What is being asked: Please print the entries exactly, omitting each image.

═══ Information shown ═══

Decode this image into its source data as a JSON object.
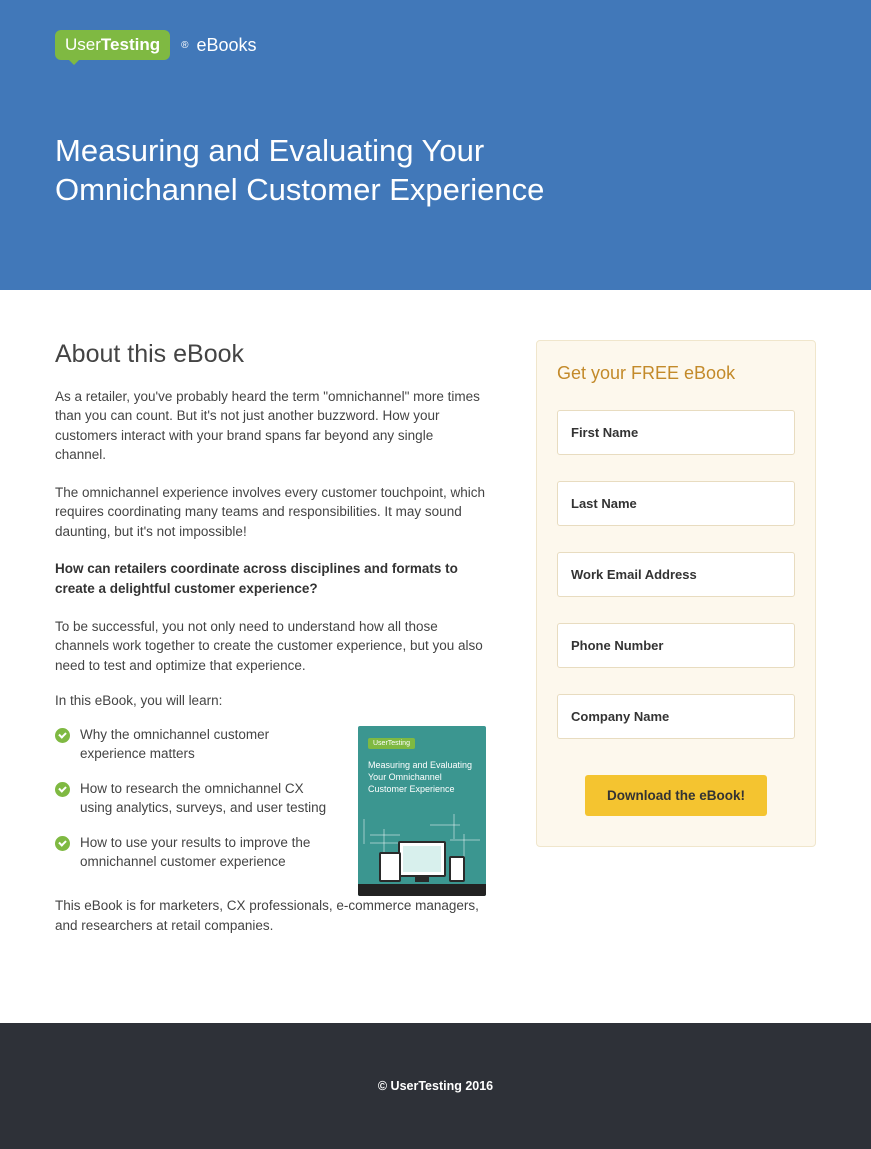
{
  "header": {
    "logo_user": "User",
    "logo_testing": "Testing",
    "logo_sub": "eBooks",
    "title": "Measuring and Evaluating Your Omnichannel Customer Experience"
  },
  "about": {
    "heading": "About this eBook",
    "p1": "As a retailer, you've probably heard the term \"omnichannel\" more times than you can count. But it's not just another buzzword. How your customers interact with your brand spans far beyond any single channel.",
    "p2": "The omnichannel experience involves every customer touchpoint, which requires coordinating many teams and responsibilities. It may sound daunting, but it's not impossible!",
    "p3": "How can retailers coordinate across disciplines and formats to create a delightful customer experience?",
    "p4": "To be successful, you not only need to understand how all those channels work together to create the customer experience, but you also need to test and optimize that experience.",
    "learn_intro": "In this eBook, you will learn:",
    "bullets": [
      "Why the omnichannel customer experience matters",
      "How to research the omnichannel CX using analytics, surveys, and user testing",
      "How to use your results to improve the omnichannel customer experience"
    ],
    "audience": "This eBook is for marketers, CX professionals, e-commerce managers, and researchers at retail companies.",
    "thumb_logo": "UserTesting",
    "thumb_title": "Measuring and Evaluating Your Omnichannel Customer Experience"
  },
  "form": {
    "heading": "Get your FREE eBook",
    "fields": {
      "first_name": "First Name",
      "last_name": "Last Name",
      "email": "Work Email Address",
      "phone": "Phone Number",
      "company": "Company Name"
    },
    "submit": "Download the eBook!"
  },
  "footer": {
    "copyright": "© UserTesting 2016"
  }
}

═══

Answer to this problem:
Decode this image into its source data as a JSON object.
{
  "header": {
    "logo_user": "User",
    "logo_testing": "Testing",
    "logo_sub": "eBooks",
    "title": "Measuring and Evaluating Your Omnichannel Customer Experience"
  },
  "about": {
    "heading": "About this eBook",
    "p1": "As a retailer, you've probably heard the term \"omnichannel\" more times than you can count. But it's not just another buzzword. How your customers interact with your brand spans far beyond any single channel.",
    "p2": "The omnichannel experience involves every customer touchpoint, which requires coordinating many teams and responsibilities. It may sound daunting, but it's not impossible!",
    "p3": "How can retailers coordinate across disciplines and formats to create a delightful customer experience?",
    "p4": "To be successful, you not only need to understand how all those channels work together to create the customer experience, but you also need to test and optimize that experience.",
    "learn_intro": "In this eBook, you will learn:",
    "bullets": [
      "Why the omnichannel customer experience matters",
      "How to research the omnichannel CX using analytics, surveys, and user testing",
      "How to use your results to improve the omnichannel customer experience"
    ],
    "audience": "This eBook is for marketers, CX professionals, e-commerce managers, and researchers at retail companies.",
    "thumb_logo": "UserTesting",
    "thumb_title": "Measuring and Evaluating Your Omnichannel Customer Experience"
  },
  "form": {
    "heading": "Get your FREE eBook",
    "fields": {
      "first_name": "First Name",
      "last_name": "Last Name",
      "email": "Work Email Address",
      "phone": "Phone Number",
      "company": "Company Name"
    },
    "submit": "Download the eBook!"
  },
  "footer": {
    "copyright": "© UserTesting 2016"
  }
}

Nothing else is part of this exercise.